Data about app and page elements:
..........

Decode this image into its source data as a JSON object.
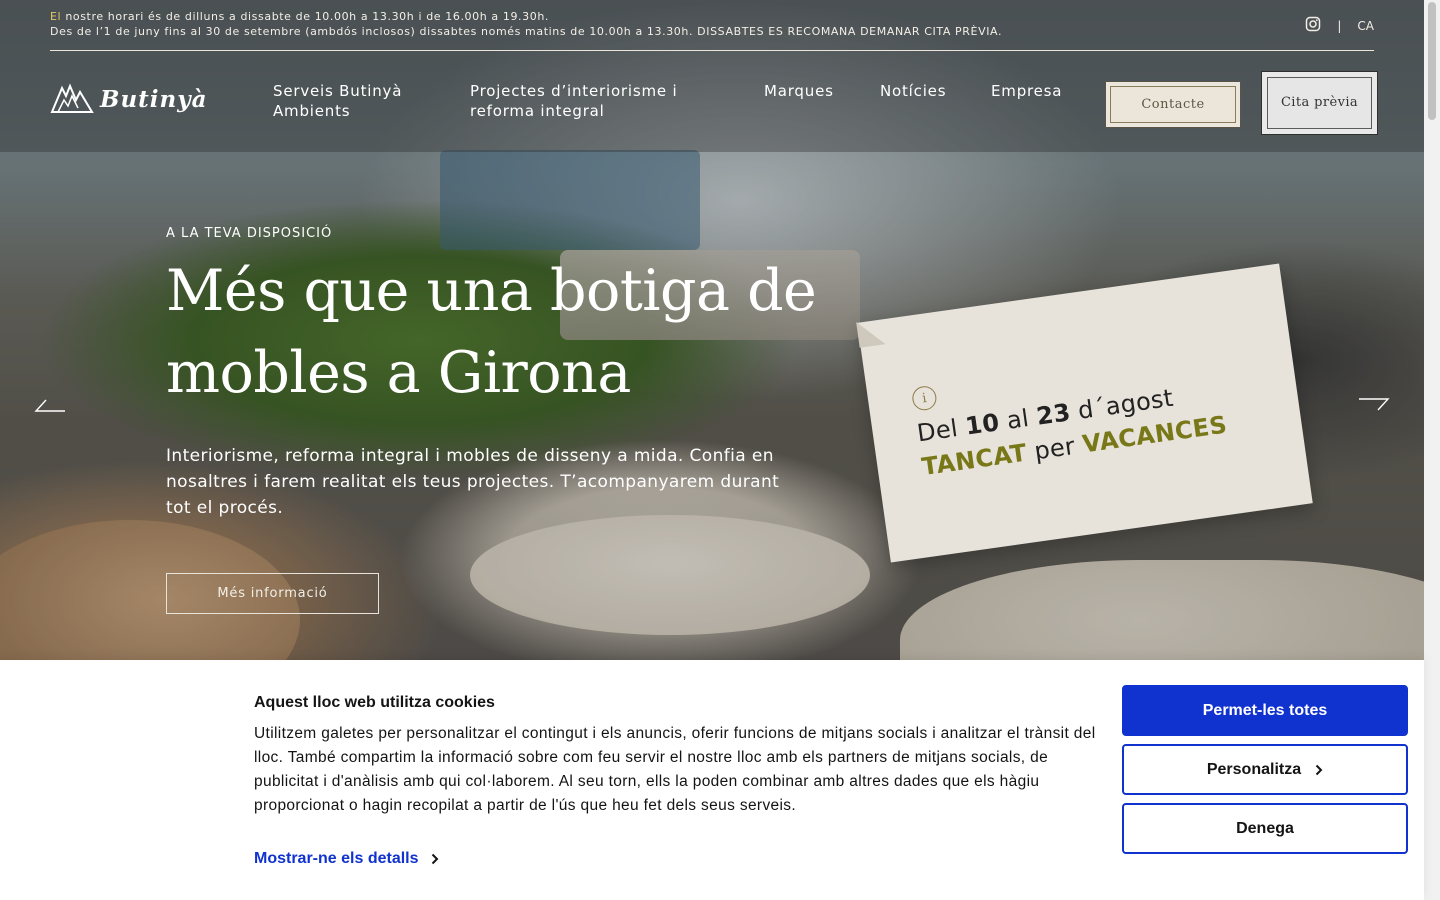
{
  "topbar": {
    "hours_accent": "El",
    "hours_line1": " nostre horari és de dilluns a dissabte de 10.00h a 13.30h i de 16.00h a 19.30h.",
    "hours_line2": "Des de l’1 de juny fins al 30 de setembre (ambdós inclosos) dissabtes només matins de 10.00h a 13.30h. DISSABTES ES RECOMANA DEMANAR CITA PRÈVIA.",
    "instagram_icon": "instagram-icon",
    "separator": "|",
    "language": "CA"
  },
  "logo": {
    "text": "Butinyà"
  },
  "nav": {
    "items": [
      {
        "label": "Serveis Butinyà Ambients"
      },
      {
        "label": "Projectes d’interiorisme i reforma integral"
      },
      {
        "label": "Marques"
      },
      {
        "label": "Notícies"
      },
      {
        "label": "Empresa"
      }
    ],
    "contact_label": "Contacte",
    "appointment_label": "Cita prèvia"
  },
  "hero": {
    "eyebrow": "A LA TEVA DISPOSICIÓ",
    "title": "Més que una botiga de mobles a Girona",
    "description": "Interiorisme, reforma integral i mobles de disseny a mida. Confia en nosaltres i farem realitat els teus projectes. T’acompanyarem durant tot el procés.",
    "cta_label": "Més informació"
  },
  "notice": {
    "info_icon_glyph": "i",
    "line1_prefix": "Del ",
    "line1_day1": "10",
    "line1_mid": " al ",
    "line1_day2": "23",
    "line1_suffix": " d´agost",
    "line2_word1": "TANCAT",
    "line2_mid": " per ",
    "line2_word2": "VACANCES"
  },
  "cookies": {
    "title": "Aquest lloc web utilitza cookies",
    "body": "Utilitzem galetes per personalitzar el contingut i els anuncis, oferir funcions de mitjans socials i analitzar el trànsit del lloc. També compartim la informació sobre com feu servir el nostre lloc amb els partners de mitjans socials, de publicitat i d'anàlisis amb qui col·laborem. Al seu torn, ells la poden combinar amb altres dades que els hàgiu proporcionat o hagin recopilat a partir de l'ús que heu fet dels seus serveis.",
    "details_label": "Mostrar-ne els detalls",
    "allow_all_label": "Permet-les totes",
    "customize_label": "Personalitza",
    "deny_label": "Denega"
  },
  "colors": {
    "accent_blue": "#1032cf",
    "olive": "#787818",
    "note_bg": "#e7e2da"
  }
}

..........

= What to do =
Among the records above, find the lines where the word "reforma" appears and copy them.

= Task output =
        "label": "Projectes d’interiorisme i reforma integral"
    "description": "Interiorisme, reforma integral i mobles de disseny a mida. Confia en nosaltres i farem realitat els teus projectes. T’acompanyarem durant tot el procés.",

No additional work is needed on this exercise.